___ Source information ___

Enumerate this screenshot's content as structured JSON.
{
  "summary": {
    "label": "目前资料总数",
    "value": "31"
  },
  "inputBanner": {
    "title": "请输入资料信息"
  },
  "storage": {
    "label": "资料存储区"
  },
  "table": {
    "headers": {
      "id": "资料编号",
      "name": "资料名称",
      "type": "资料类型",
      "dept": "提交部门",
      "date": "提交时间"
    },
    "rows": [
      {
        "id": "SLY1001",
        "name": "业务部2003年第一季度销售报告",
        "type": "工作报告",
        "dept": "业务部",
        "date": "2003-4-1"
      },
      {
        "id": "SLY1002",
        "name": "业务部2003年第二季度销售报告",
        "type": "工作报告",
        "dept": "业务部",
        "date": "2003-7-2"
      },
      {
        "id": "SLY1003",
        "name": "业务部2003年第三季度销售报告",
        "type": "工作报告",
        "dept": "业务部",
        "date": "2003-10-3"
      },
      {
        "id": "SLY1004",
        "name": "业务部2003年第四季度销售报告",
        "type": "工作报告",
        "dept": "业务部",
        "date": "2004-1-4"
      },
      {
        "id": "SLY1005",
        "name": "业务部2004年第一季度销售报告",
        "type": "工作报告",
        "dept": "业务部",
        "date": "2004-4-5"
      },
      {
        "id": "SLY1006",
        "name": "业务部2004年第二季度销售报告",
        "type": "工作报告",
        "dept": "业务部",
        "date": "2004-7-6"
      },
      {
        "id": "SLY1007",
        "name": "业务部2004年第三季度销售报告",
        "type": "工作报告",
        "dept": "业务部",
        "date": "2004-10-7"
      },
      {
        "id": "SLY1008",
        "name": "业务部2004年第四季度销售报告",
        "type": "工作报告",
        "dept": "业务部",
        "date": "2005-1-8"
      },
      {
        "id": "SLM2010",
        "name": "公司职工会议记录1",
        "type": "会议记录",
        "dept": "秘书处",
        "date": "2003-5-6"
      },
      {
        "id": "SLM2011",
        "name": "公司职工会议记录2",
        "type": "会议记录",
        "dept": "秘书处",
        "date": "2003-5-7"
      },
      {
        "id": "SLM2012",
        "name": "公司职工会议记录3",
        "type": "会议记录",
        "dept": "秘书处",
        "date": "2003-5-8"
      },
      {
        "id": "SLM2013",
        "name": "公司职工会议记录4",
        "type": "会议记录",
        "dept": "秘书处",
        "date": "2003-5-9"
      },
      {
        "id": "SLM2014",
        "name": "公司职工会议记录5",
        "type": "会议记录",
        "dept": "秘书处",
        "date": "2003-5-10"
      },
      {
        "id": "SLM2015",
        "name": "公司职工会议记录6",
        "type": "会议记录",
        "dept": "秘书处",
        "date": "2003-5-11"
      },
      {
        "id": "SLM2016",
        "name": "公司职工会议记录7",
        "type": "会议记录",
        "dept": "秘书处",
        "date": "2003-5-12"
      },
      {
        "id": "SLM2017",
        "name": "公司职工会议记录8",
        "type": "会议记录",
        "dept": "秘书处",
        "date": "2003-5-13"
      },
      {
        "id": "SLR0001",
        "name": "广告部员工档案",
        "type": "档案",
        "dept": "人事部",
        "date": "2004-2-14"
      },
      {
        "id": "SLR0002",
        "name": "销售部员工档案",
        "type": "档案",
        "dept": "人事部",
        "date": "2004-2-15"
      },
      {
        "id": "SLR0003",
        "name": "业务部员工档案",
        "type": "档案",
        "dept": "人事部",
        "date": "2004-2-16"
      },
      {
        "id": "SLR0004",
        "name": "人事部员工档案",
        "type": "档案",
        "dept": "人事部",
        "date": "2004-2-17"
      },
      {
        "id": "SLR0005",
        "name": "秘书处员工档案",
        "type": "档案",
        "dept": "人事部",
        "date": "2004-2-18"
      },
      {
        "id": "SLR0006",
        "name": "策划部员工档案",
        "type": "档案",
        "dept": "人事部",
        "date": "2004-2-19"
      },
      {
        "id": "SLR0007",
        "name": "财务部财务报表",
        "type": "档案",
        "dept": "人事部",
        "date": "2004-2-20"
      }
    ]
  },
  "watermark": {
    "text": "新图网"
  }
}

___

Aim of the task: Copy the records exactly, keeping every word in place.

Solution to this task:
Enumerate this screenshot's content as structured JSON.
{
  "summary": {
    "label": "目前资料总数",
    "value": "31"
  },
  "inputBanner": {
    "title": "请输入资料信息"
  },
  "storage": {
    "label": "资料存储区"
  },
  "table": {
    "headers": {
      "id": "资料编号",
      "name": "资料名称",
      "type": "资料类型",
      "dept": "提交部门",
      "date": "提交时间"
    },
    "rows": [
      {
        "id": "SLY1001",
        "name": "业务部2003年第一季度销售报告",
        "type": "工作报告",
        "dept": "业务部",
        "date": "2003-4-1"
      },
      {
        "id": "SLY1002",
        "name": "业务部2003年第二季度销售报告",
        "type": "工作报告",
        "dept": "业务部",
        "date": "2003-7-2"
      },
      {
        "id": "SLY1003",
        "name": "业务部2003年第三季度销售报告",
        "type": "工作报告",
        "dept": "业务部",
        "date": "2003-10-3"
      },
      {
        "id": "SLY1004",
        "name": "业务部2003年第四季度销售报告",
        "type": "工作报告",
        "dept": "业务部",
        "date": "2004-1-4"
      },
      {
        "id": "SLY1005",
        "name": "业务部2004年第一季度销售报告",
        "type": "工作报告",
        "dept": "业务部",
        "date": "2004-4-5"
      },
      {
        "id": "SLY1006",
        "name": "业务部2004年第二季度销售报告",
        "type": "工作报告",
        "dept": "业务部",
        "date": "2004-7-6"
      },
      {
        "id": "SLY1007",
        "name": "业务部2004年第三季度销售报告",
        "type": "工作报告",
        "dept": "业务部",
        "date": "2004-10-7"
      },
      {
        "id": "SLY1008",
        "name": "业务部2004年第四季度销售报告",
        "type": "工作报告",
        "dept": "业务部",
        "date": "2005-1-8"
      },
      {
        "id": "SLM2010",
        "name": "公司职工会议记录1",
        "type": "会议记录",
        "dept": "秘书处",
        "date": "2003-5-6"
      },
      {
        "id": "SLM2011",
        "name": "公司职工会议记录2",
        "type": "会议记录",
        "dept": "秘书处",
        "date": "2003-5-7"
      },
      {
        "id": "SLM2012",
        "name": "公司职工会议记录3",
        "type": "会议记录",
        "dept": "秘书处",
        "date": "2003-5-8"
      },
      {
        "id": "SLM2013",
        "name": "公司职工会议记录4",
        "type": "会议记录",
        "dept": "秘书处",
        "date": "2003-5-9"
      },
      {
        "id": "SLM2014",
        "name": "公司职工会议记录5",
        "type": "会议记录",
        "dept": "秘书处",
        "date": "2003-5-10"
      },
      {
        "id": "SLM2015",
        "name": "公司职工会议记录6",
        "type": "会议记录",
        "dept": "秘书处",
        "date": "2003-5-11"
      },
      {
        "id": "SLM2016",
        "name": "公司职工会议记录7",
        "type": "会议记录",
        "dept": "秘书处",
        "date": "2003-5-12"
      },
      {
        "id": "SLM2017",
        "name": "公司职工会议记录8",
        "type": "会议记录",
        "dept": "秘书处",
        "date": "2003-5-13"
      },
      {
        "id": "SLR0001",
        "name": "广告部员工档案",
        "type": "档案",
        "dept": "人事部",
        "date": "2004-2-14"
      },
      {
        "id": "SLR0002",
        "name": "销售部员工档案",
        "type": "档案",
        "dept": "人事部",
        "date": "2004-2-15"
      },
      {
        "id": "SLR0003",
        "name": "业务部员工档案",
        "type": "档案",
        "dept": "人事部",
        "date": "2004-2-16"
      },
      {
        "id": "SLR0004",
        "name": "人事部员工档案",
        "type": "档案",
        "dept": "人事部",
        "date": "2004-2-17"
      },
      {
        "id": "SLR0005",
        "name": "秘书处员工档案",
        "type": "档案",
        "dept": "人事部",
        "date": "2004-2-18"
      },
      {
        "id": "SLR0006",
        "name": "策划部员工档案",
        "type": "档案",
        "dept": "人事部",
        "date": "2004-2-19"
      },
      {
        "id": "SLR0007",
        "name": "财务部财务报表",
        "type": "档案",
        "dept": "人事部",
        "date": "2004-2-20"
      }
    ]
  },
  "watermark": {
    "text": "新图网"
  }
}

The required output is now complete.